Creates wealth and poverty

Social Justice and Poverty

Despite advances in some areas, the current economic system does not create prosperity for everyone, but rather solidifies existing distribution gaps: Globally as well as within individual countries, the gap in access to resources, education, work, assets and income is widening.

Questions

  • What does fair distribution look like? What are the standards of distributional and gender equality?
  • Which aspects of an economic and financial system would be central to ensuring distributive justice, gender equality and the avoidance of poverty?
  • How can prosperity, quality of life and distributive justice in industrialized countries be maintained or increased at the same time, and how can economic development and a catching-up process be made possible for all countries around the world?
  • With which instruments can distributive justice, gender equality and the fight against poverty be effectively ensured globally and nationally?

Possible actions

  • Minimum income and fair working and living conditions in general that enable a good life
  • Measures that guarantee free access to social benefits
  • Use of large leeway in the tax system, e.g. reduction of work-related taxes, introduction of wealth-related taxes,. No increase in social security contributions and VAT, as they are already a disproportionate burden on people with low incomes
  • Expansion of the debate away from a pure tax discussion towards a discussion about social justice
  • Strong focus on labor market measures, e.g. questioning the conventional working time model
  • Development of innovative new models to cushion social risks
  • Breaking prejudices, e.g. by addressing human dignity or promoting human rights
  • More democracy, e.g. more participation rights for people who have experienced poverty
  • Advocate a global approach to put the fight against poverty and social exclusion in a broader context

More information can be found in Policy Papers!

Production follows labor costs

In order to keep up with global competition, Mr. Klein is constantly on the lookout for potential savings.
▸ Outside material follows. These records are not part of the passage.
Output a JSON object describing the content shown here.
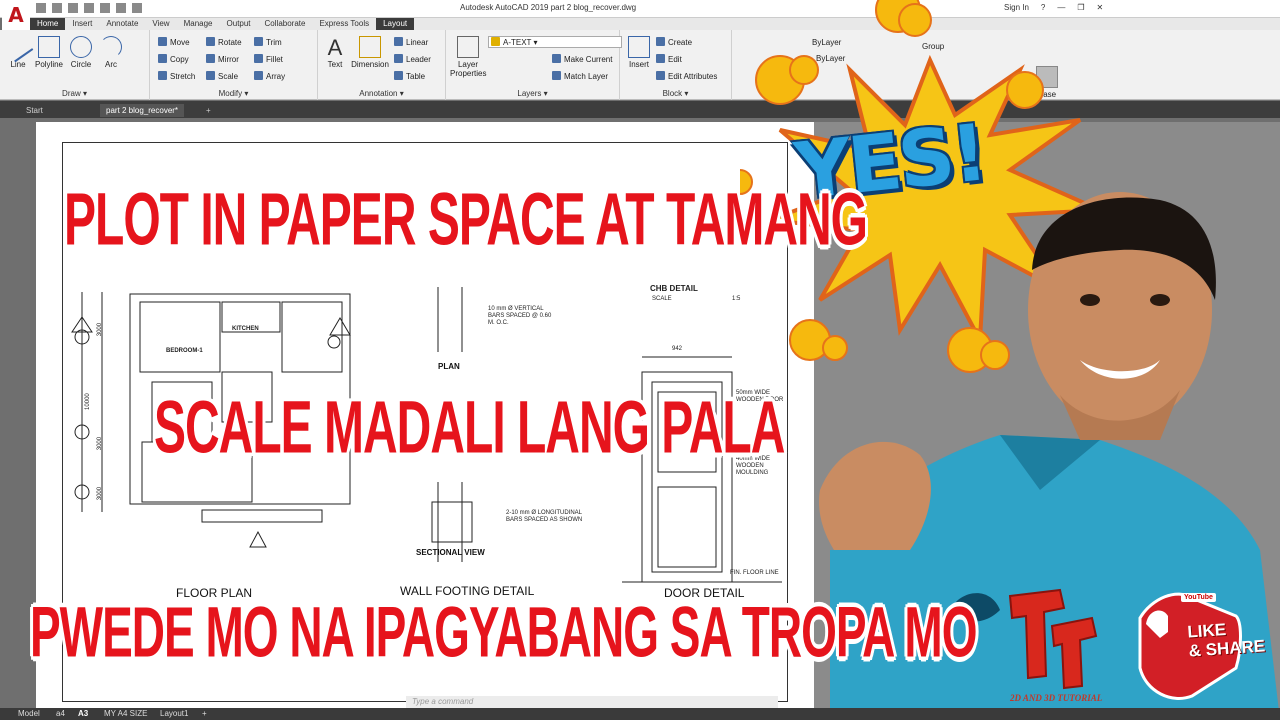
{
  "app": {
    "logo": "A",
    "title": "Autodesk AutoCAD 2019    part 2 blog_recover.dwg",
    "sign_in": "Sign In",
    "help": "?"
  },
  "ribbon_tabs": [
    "Home",
    "Insert",
    "Annotate",
    "View",
    "Manage",
    "Output",
    "Collaborate",
    "Express Tools",
    "Layout"
  ],
  "active_tab": "Home",
  "ribbon": {
    "draw": {
      "title": "Draw ▾",
      "tools": [
        "Line",
        "Polyline",
        "Circle",
        "Arc"
      ]
    },
    "modify": {
      "title": "Modify ▾",
      "tools": [
        "Move",
        "Rotate",
        "Trim",
        "Copy",
        "Mirror",
        "Fillet",
        "Stretch",
        "Scale",
        "Array"
      ]
    },
    "annotation": {
      "title": "Annotation ▾",
      "tools": [
        "Text",
        "Dimension",
        "Linear",
        "Leader",
        "Table"
      ]
    },
    "layers": {
      "title": "Layers ▾",
      "layer_properties": "Layer Properties",
      "current_layer": "A-TEXT",
      "tools": [
        "Make Current",
        "Match Layer"
      ]
    },
    "block": {
      "title": "Block ▾",
      "insert": "Insert",
      "tools": [
        "Create",
        "Edit",
        "Edit Attributes"
      ]
    },
    "properties": {
      "bylayer1": "ByLayer",
      "bylayer2": "ByLayer"
    },
    "groups": {
      "label": "Group"
    },
    "view": {
      "base": "Base"
    }
  },
  "doc_tabs": [
    "Start",
    "part 2 blog_recover*",
    "+"
  ],
  "drawing": {
    "floor_plan": "FLOOR PLAN",
    "wall_footing": "WALL FOOTING DETAIL",
    "door_detail": "DOOR DETAIL",
    "plan": "PLAN",
    "sectional_view": "SECTIONAL VIEW",
    "kitchen": "KITCHEN",
    "bedroom": "BEDROOM-1",
    "notes": [
      "10 mm Ø VERTICAL BARS SPACED @ 0.60 M. O.C.",
      "2-10 mm Ø LONGITUDINAL BARS SPACED AS SHOWN",
      "50mm WIDE WOODEN DOOR",
      "40mm WIDE WOODEN MOULDING",
      "FIN. FLOOR LINE"
    ],
    "chb_detail": "CHB DETAIL",
    "scale_label": "SCALE",
    "scale_value": "1:5",
    "dim_942": "942",
    "dims": [
      "3000",
      "3000",
      "10000",
      "3000"
    ]
  },
  "overlay": {
    "line1": "PLOT IN PAPER SPACE AT TAMANG",
    "line2": "SCALE MADALI LANG PALA",
    "line3": "PWEDE MO NA IPAGYABANG SA TROPA MO",
    "yes": "YES!"
  },
  "command_placeholder": "Type a command",
  "layout_tabs": [
    "Model",
    "a4",
    "A3",
    "MY A4 SIZE",
    "Layout1",
    "+"
  ],
  "active_layout": "A3",
  "branding": {
    "youtube": "YouTube",
    "like": "LIKE",
    "share": "& SHARE",
    "channel": "2D AND 3D TUTORIAL"
  }
}
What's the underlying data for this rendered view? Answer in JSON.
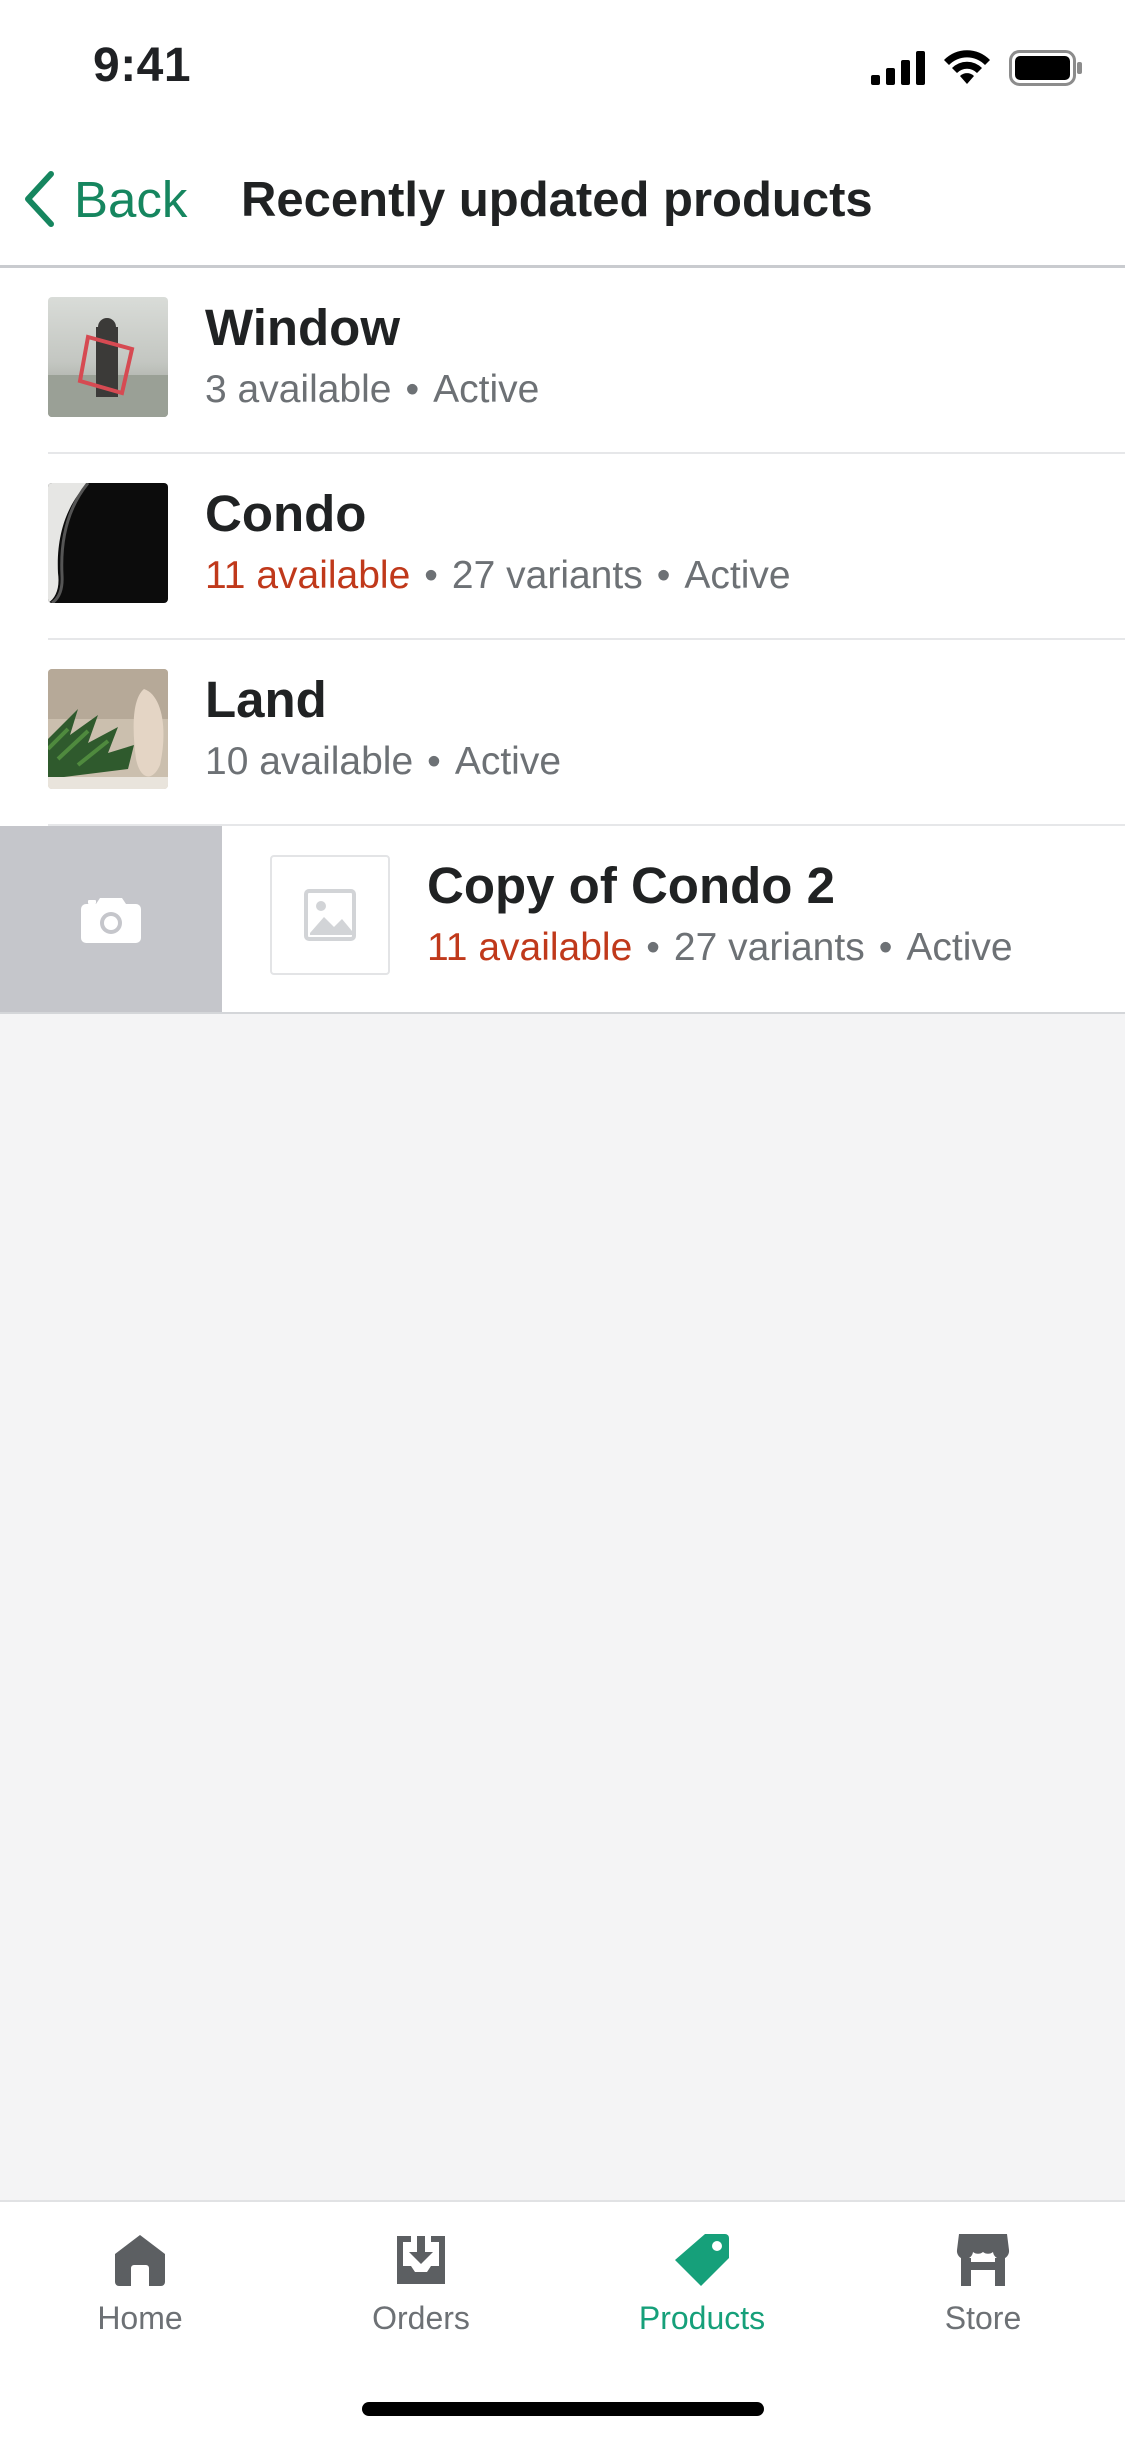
{
  "status_bar": {
    "time": "9:41"
  },
  "nav": {
    "back_label": "Back",
    "title": "Recently updated products"
  },
  "products": [
    {
      "title": "Window",
      "available": "3 available",
      "variants": "",
      "status": "Active",
      "low_stock": false
    },
    {
      "title": "Condo",
      "available": "11 available",
      "variants": "27 variants",
      "status": "Active",
      "low_stock": true
    },
    {
      "title": "Land",
      "available": "10 available",
      "variants": "",
      "status": "Active",
      "low_stock": false
    },
    {
      "title": "Copy of Condo 2",
      "available": "11 available",
      "variants": "27 variants",
      "status": "Active",
      "low_stock": true
    }
  ],
  "tabs": [
    {
      "label": "Home",
      "icon": "home-icon",
      "active": false
    },
    {
      "label": "Orders",
      "icon": "orders-icon",
      "active": false
    },
    {
      "label": "Products",
      "icon": "tag-icon",
      "active": true
    },
    {
      "label": "Store",
      "icon": "store-icon",
      "active": false
    }
  ],
  "colors": {
    "accent": "#16865f",
    "tab_active": "#16a07a",
    "warning": "#c0391b",
    "swipe_action_bg": "#c5c6cb"
  }
}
In the previous year, 40 employees, mostly women, were given notice. The competitiveness of the company has only increased to a limited extent, but the company cannot keep up with the competition from China due to the high production and labor costs.

The company produces plastic noise insulation panels for brake pads, which are manufactured in a standardized but very labor-intensive production process. After intensive calculations by Hans Klein, the management makes a decision: The entire plant is closed and production is relocated to Asia. Distribution continues in Austria. 60 employees lose their jobs due to the closure of the plant.

The sound insulation panels will be produced in Bangladesh from next year. More than eleven million people live in the metropolitan area of ​​the capital Dhaka, who moved from the country to the mega-city in the hope of a better life. But this dream is only fulfilled for a few: Most of them live in slums on the outskirts and work in companies like Mr. Klein's. The workers who will manufacture the noise insulation panels in the future earn an average of 30 euros per month. As much as Mr. Klein spent on the bottle of wine to toast with his wife to the salary bonus that he will receive as a result of the successful savings measure. But Mr. Klein knows that his bonus is only a fraction of the profit that the company's shareholders will receive from relocating production to Asia.